A lot more blog listening behavior. Carl Sjogreen, who runs the Google Calendar team, told me that the first thing he does every morning is do this search: “Google Calendar.” He says he answers everyone’s questions, even if you’re a kid in another country with only four readers.
Such a simple thing to do, yet so powerful. Listening to what the bloggers have to say and responding.
It amazes me that this is not standard operating procedure for a product team. Anyone on the team, not just the business guys. Dev, QA, everyone should be watching for conversations about their product and helping to quickly respond. Some of the best feature requests and bug reports come straight from a user's blog. Unfortunately, I don't see a lot of this at the b0rg.
As the DevMgr for two Windows Live products (WL Alerts and WL RSS), I have search feeds in my aggregator (Bloglines) that I check multiple times a day. (We rolled Windows Live Alerts into production this week.
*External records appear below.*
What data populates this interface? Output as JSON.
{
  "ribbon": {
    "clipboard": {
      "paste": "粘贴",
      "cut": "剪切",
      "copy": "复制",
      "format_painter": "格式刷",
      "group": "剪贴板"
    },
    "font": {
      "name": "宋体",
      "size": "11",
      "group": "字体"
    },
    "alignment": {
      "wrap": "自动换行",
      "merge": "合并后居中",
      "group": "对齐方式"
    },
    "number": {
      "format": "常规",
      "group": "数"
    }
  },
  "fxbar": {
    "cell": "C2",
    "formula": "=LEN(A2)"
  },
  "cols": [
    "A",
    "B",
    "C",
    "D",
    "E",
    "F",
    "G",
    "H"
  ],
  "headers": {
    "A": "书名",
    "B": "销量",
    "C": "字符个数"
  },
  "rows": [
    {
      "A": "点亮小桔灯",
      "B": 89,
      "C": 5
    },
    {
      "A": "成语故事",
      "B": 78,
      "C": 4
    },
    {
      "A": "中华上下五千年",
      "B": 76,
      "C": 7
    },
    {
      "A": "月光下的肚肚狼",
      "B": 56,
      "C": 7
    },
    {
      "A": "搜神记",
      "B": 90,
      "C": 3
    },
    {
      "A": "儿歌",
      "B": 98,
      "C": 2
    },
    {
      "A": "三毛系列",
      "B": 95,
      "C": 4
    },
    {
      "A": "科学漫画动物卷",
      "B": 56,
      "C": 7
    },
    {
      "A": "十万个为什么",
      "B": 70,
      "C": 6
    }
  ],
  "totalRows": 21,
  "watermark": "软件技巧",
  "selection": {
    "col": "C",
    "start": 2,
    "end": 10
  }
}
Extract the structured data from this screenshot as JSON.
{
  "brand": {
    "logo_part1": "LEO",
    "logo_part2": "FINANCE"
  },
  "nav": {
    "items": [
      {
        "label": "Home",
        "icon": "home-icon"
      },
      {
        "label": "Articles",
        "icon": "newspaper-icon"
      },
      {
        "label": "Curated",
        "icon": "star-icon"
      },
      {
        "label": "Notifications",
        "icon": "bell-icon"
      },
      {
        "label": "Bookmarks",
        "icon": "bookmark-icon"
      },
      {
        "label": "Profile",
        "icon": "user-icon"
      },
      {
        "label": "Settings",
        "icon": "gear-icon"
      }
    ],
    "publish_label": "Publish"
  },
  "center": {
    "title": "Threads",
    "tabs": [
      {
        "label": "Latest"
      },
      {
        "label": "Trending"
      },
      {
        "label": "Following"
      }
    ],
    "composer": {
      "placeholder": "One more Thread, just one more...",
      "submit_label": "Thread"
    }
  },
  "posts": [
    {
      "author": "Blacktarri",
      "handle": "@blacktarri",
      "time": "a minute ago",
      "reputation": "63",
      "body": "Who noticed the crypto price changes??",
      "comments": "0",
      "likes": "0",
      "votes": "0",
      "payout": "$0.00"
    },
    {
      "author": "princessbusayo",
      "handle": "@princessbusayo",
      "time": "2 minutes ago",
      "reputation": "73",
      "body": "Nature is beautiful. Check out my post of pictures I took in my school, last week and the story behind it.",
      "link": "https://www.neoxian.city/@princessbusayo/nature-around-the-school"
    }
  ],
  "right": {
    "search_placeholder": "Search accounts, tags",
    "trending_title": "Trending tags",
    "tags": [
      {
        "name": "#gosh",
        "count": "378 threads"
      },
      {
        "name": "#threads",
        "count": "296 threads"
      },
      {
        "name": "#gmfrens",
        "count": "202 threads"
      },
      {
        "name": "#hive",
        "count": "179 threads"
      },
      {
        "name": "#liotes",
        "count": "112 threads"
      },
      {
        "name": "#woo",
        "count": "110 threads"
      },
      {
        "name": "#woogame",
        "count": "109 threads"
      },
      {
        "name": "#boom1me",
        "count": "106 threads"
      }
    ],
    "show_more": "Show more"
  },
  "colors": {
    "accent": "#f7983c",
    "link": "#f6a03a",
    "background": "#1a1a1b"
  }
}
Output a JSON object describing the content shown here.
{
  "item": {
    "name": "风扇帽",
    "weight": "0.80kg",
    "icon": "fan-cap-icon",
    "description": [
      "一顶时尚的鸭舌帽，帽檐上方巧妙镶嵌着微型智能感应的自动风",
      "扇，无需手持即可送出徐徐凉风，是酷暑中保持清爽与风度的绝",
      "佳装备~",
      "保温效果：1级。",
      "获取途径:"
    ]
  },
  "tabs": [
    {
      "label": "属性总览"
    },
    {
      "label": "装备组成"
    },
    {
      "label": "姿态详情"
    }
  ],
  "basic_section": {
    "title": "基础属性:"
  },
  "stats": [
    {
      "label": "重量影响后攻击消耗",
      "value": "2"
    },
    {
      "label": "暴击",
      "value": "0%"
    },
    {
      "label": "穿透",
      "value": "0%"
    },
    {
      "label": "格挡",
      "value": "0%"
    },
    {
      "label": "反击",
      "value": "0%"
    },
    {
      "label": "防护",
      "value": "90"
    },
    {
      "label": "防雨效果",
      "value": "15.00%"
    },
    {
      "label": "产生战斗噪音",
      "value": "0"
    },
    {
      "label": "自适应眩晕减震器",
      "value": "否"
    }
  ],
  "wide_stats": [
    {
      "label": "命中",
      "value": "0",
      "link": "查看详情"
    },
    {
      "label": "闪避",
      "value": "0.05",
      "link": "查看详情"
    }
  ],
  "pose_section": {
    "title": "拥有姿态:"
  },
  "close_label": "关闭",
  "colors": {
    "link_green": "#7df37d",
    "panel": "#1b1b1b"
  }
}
There have been a number of posts about the changes, some good, some critical. It has been great to be able to get immediate feedback on what our users think).
If you are interested in doing something similar for your product, a really easy way to get this rolling is to head over to TagJag (the renamed gada.be), enter a search query (e.g. "msn alerts") and grab the URL for the OPML output. Next, go to your aggregator and import the OPML. You can now easily monitor the conversations going on regarding your product. (If your aggregator doesn't import OPML, find one that does). Currently, TagJag puts together a bunch of sites in the OPML output including:
Some might not apply (e.g. RSS Auctions) - just remove them from your feed list.
Become a better advocate for your product - do this today